+++ Data section +++

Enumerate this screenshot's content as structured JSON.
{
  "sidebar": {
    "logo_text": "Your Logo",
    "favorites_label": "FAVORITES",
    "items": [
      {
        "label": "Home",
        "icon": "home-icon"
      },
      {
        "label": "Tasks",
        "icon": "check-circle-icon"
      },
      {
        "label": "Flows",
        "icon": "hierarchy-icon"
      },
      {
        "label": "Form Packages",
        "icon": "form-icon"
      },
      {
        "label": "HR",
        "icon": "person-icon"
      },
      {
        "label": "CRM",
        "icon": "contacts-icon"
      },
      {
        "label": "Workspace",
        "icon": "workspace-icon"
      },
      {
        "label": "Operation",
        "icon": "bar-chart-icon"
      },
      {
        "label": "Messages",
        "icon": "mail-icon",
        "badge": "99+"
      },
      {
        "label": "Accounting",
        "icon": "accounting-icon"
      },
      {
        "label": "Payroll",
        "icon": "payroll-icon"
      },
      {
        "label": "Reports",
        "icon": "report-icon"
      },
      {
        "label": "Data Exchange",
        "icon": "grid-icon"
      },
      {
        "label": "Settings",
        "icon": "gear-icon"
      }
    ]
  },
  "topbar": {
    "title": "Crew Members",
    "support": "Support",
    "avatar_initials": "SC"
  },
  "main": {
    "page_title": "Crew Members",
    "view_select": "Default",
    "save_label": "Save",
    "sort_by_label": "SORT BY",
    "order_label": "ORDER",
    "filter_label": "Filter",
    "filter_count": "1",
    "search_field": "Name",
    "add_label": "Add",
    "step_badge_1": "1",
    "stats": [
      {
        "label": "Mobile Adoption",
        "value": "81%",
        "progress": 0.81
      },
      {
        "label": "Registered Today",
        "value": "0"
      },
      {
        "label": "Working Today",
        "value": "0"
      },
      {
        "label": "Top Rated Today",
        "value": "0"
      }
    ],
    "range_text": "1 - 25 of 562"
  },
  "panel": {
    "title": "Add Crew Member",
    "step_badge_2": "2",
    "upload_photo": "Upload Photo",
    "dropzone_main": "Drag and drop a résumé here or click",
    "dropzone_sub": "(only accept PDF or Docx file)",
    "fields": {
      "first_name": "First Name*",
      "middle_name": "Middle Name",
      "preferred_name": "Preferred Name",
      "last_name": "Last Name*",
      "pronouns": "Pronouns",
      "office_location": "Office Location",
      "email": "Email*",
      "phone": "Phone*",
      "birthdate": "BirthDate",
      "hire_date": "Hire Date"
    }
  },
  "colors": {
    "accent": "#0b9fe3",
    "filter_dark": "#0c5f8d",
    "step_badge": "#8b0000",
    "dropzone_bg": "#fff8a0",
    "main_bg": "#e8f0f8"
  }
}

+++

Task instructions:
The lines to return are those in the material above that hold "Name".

Exercise result:
    "search_field": "Name",
      "first_name": "First Name*",
      "middle_name": "Middle Name",
      "preferred_name": "Preferred Name",
      "last_name": "Last Name*",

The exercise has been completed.